  • My Bright Abyss: Paintings & Prints” Makoto Fujimura Exhibit at Bradford Gallery — Nashville, TN, Now — March 31. Gallery open on Sunday mornings and special events, as well as group tours. Contact the St. George’s Episcopal Church office to find out how to visit.
  • Mysterion” Makoto Fujimura Exhibit at The Galleries at First Pres — Greenville, SC, Jan 5 — July 25. This mini-retrospective of Makoto Fujimura’s works features pieces painted in the last two decades from the Doors” series exhibited in New York City in the mid 2000’s to the most recent diptych of Psalm 139 — Even the Darkness is not Dark to Thee”.
  • Water Flames” Makoto Fujimura Exhibit at Pepperdine University’s Frederick R. Weisman Museum of Art — Malibu, CA, Jan 13 — March 31. Works from Fujimura’s Waterflames and Walking on Water series and rarely-seen pieces from a major private collection will be on display. He will speak at Pepperdine on Thursday, January 18, and the official opening is on Saturday, January 20 in the afternoon. Check out the museum’s website for forthcoming information.

Web Links

  • Past IAMCultureCare newsletter guest contributor Tiffany Thompson writes in Comment Magazine about collaborating with members of the Winston-Salem homeless population to write songs that reframe our civic narrative: As I explored their words, I was struck by the non-zero-sum game in their stories. Joyful hope danced with earth shattering traumas…Reading or listening to Booker and Gary’s songs is akin to strolling past a memorial. Despite your recent arrival, this place has stood the test of time.”
  • The Art Institute of Chicago has a new exhibit of works by trailblazing French sculptor Camille Claudel. Kiki Smith writes: There’s an ascendant. It’s a different kind of movement. It’s also about gravity. A lot of her work fights gravity, but it still must stand up without falling over…Claudel created something between being unsustainable and sustainable.”
  • Two New Creation Conversations between Makoto Fujimura and IAMCultureCare board member Julia Hendrickson: A November conversation on beholding and peace in the midst of global conflict as well as Mako’s recent pilgrimage to the Mark Rothko retrospective exhibit at the Foundation Louis Vuitton, and a December conversation about Belonging, Advent, and Slow Art.

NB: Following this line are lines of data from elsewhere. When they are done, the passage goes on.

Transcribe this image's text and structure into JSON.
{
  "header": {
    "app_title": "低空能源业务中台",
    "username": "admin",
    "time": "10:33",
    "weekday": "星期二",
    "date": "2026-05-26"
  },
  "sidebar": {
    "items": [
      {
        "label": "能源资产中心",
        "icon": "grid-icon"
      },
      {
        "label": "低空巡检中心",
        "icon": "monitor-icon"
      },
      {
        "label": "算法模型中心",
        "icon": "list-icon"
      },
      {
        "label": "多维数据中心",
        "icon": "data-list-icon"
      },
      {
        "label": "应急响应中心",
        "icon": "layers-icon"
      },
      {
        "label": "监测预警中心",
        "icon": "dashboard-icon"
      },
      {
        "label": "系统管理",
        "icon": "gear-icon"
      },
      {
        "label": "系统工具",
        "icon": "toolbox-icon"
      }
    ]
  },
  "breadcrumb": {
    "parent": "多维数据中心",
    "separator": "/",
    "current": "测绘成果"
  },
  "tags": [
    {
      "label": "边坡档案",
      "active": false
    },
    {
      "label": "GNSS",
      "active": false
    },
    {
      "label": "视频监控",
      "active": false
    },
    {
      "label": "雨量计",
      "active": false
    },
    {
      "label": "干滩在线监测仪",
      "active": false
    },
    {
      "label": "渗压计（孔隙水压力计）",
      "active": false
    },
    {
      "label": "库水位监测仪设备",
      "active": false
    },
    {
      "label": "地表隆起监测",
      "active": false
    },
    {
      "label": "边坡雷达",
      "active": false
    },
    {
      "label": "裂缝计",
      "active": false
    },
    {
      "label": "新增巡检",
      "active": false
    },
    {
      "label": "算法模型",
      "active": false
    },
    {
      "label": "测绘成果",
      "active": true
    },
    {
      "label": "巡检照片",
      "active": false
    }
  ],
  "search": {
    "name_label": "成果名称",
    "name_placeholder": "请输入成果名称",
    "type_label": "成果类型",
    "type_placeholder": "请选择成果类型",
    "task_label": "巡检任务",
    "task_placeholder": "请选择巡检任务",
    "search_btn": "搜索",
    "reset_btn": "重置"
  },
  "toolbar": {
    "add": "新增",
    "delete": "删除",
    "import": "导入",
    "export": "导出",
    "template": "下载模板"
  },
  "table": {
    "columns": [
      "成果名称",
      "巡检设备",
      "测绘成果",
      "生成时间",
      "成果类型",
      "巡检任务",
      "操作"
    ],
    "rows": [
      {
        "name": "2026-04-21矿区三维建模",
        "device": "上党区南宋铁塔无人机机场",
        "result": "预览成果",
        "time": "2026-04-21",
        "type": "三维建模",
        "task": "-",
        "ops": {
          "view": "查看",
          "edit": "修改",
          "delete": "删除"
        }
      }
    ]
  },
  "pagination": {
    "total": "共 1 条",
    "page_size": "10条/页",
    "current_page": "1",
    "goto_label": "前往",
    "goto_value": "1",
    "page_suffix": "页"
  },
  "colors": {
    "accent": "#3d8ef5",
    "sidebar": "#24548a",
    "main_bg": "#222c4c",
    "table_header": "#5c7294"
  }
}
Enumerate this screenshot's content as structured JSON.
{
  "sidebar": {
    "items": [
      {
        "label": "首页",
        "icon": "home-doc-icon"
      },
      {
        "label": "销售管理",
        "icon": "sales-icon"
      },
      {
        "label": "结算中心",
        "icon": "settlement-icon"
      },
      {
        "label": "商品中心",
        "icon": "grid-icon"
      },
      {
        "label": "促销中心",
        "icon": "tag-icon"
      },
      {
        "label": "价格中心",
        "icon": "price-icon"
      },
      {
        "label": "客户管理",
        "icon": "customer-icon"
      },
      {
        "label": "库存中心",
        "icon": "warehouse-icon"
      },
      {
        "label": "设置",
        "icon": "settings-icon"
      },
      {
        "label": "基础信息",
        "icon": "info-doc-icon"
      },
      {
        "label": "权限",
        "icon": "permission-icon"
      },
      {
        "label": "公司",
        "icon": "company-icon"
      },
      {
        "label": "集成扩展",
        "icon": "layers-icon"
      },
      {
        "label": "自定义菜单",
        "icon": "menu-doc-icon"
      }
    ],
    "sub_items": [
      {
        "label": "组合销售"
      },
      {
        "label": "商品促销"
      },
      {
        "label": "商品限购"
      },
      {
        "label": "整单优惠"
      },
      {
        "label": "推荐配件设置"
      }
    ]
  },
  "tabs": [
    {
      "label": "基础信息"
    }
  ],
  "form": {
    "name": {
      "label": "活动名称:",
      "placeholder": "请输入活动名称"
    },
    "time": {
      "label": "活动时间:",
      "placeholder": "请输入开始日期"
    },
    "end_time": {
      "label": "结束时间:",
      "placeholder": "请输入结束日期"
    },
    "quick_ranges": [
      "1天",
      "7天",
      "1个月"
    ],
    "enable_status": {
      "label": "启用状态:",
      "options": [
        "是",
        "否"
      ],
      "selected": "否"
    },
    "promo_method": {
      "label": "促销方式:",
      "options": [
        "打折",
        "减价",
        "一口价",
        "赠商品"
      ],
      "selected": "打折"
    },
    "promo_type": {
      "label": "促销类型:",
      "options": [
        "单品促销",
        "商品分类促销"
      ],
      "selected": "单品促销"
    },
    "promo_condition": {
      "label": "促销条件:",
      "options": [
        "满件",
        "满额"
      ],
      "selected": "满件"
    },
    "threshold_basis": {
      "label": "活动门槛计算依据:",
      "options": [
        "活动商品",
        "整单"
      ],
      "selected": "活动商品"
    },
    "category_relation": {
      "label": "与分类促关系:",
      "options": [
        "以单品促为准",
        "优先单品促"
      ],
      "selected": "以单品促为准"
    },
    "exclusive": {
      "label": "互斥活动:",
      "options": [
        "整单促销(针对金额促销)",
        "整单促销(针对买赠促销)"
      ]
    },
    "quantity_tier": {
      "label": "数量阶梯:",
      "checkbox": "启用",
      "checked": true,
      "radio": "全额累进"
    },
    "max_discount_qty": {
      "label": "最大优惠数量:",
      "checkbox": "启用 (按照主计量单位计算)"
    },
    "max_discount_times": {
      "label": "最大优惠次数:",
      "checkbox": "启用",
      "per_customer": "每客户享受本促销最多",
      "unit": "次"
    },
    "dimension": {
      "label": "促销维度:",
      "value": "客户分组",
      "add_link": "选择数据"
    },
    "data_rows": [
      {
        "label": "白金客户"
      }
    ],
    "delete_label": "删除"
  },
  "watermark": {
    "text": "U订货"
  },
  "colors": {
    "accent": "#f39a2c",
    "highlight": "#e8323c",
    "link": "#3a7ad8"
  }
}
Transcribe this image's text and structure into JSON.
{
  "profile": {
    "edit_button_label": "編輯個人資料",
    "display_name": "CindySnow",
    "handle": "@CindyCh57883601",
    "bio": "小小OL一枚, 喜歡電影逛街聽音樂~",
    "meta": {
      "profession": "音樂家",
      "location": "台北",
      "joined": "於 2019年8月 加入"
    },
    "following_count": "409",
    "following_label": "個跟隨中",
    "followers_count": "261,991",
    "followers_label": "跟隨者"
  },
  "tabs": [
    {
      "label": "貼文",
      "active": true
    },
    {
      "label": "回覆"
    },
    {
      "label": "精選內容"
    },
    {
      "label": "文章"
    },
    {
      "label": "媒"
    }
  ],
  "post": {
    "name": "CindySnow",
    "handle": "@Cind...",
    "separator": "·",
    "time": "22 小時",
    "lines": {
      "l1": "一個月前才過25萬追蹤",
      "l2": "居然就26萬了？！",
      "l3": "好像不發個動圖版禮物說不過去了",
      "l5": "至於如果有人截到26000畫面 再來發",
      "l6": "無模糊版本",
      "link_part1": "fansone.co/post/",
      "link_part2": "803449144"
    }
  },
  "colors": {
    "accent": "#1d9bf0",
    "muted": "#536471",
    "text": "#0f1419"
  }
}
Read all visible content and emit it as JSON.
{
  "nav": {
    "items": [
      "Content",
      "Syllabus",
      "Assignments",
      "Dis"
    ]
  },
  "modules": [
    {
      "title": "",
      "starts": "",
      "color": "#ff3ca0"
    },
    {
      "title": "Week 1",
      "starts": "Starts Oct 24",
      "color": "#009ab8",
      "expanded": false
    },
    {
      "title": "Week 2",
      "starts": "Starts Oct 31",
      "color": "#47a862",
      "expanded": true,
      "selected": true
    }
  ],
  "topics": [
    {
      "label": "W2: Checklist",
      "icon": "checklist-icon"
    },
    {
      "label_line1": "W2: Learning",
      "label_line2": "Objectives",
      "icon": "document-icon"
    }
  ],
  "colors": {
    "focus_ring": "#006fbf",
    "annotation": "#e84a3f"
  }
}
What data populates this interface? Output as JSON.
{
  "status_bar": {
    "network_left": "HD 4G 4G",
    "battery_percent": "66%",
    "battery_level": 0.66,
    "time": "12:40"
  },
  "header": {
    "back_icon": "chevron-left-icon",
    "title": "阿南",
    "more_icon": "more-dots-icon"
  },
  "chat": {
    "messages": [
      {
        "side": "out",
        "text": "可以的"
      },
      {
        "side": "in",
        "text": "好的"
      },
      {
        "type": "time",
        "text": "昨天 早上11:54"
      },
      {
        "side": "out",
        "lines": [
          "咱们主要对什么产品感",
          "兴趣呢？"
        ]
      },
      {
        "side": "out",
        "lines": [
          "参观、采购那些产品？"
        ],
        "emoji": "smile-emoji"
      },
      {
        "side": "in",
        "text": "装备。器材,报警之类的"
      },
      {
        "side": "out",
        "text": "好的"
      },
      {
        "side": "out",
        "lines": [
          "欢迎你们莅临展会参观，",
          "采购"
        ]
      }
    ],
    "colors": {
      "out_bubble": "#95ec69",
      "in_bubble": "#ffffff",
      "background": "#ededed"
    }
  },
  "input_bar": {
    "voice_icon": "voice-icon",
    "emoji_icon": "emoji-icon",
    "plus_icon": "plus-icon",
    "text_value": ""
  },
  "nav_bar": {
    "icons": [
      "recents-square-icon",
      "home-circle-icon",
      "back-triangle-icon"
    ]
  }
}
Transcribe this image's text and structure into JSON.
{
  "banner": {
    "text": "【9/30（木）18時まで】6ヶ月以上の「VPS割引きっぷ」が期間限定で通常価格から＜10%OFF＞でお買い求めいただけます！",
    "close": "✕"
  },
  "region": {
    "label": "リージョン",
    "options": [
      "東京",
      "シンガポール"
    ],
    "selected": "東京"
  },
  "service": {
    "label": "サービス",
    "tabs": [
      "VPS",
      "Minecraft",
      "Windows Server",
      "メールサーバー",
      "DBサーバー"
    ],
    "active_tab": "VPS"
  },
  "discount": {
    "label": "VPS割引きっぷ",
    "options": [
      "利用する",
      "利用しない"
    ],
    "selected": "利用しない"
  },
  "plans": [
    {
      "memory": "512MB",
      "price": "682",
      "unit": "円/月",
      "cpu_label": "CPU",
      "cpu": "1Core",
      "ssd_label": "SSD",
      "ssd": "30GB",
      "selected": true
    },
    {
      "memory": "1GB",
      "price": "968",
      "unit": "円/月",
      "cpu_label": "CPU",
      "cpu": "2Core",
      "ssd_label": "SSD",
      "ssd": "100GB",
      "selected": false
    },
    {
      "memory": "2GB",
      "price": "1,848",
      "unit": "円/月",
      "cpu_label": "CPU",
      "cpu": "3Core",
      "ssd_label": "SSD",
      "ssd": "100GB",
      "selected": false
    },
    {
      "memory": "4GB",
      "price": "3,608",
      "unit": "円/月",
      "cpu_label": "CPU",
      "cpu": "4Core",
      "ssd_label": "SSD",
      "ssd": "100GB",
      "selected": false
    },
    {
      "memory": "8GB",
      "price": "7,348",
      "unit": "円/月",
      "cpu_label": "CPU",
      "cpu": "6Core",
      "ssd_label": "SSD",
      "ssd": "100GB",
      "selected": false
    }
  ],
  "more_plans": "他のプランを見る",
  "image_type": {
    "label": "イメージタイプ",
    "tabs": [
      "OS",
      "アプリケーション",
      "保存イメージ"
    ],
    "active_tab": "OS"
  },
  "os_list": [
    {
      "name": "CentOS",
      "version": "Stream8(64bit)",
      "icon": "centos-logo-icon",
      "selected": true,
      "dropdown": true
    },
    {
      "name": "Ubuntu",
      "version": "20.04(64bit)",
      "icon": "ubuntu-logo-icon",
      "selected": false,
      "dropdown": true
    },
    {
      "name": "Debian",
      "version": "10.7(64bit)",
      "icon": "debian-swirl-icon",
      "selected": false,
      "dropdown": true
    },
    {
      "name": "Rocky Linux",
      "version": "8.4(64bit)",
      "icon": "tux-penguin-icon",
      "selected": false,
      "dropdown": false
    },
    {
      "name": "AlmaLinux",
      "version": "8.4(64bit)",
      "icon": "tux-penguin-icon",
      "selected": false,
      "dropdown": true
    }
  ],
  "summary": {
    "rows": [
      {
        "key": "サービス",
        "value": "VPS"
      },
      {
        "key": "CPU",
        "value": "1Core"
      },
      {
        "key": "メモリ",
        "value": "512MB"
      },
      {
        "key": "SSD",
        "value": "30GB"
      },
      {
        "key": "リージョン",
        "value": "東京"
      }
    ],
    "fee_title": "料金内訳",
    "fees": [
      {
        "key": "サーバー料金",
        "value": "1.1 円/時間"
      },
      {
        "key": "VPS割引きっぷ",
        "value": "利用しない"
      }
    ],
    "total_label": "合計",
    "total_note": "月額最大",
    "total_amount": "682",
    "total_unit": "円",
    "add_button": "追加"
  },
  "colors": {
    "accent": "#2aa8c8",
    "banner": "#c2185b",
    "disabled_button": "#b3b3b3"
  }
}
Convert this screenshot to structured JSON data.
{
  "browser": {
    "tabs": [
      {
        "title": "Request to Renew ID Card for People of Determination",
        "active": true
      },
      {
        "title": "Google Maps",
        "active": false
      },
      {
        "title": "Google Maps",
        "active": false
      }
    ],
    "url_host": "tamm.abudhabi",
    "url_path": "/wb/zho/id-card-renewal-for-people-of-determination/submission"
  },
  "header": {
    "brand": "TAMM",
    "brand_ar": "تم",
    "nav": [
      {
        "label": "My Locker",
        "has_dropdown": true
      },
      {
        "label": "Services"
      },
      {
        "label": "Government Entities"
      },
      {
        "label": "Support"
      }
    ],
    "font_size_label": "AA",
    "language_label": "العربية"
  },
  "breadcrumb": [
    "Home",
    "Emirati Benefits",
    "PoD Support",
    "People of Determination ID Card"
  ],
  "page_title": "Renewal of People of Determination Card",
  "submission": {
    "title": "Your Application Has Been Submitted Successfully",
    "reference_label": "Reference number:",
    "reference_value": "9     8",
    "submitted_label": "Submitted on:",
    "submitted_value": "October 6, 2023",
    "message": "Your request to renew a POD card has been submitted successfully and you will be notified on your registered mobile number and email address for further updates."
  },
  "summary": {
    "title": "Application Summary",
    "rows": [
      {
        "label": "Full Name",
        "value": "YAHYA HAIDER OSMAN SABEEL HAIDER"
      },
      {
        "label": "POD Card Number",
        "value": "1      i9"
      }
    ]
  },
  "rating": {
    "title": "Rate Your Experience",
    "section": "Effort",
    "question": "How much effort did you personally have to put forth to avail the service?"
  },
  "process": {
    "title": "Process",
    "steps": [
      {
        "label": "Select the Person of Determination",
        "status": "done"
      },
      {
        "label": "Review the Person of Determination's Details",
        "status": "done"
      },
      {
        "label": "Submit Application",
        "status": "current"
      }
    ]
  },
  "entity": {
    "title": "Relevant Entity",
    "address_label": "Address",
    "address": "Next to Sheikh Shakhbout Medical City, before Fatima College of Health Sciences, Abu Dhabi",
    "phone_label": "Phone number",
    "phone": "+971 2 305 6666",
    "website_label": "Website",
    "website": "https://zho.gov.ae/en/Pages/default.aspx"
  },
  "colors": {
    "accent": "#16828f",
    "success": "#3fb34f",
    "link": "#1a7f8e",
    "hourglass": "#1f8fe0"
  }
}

  • Speaking of pilgrimage and new exhibits, Heading Home: Glimpses of New Jerusalem” is on view now at the Ahmanson Gallery in California. Plus, check out this interview with the artists to see some of the stunning multimedia work if you’re unable to view it in person.
  • Peter Mommsen for Plough Quarterly on repair culture” as opposed to throwaway culture” is a great example of Culture Care in action.
  • Also in Plough, Makoto Fujimura’s recent interview Making Art to Mend Culture”.
  • IAMCultureCare’s partner organization, Embers International, is hiring a Programs Manager. If you or someone you know is looking for work and is passionate about protecting, restoring, & empowering victims of injustice, please reach out to info@​embersinternational.​org for more information. In-person NYC area applicants preferred, but a hybrid option may be a possibility.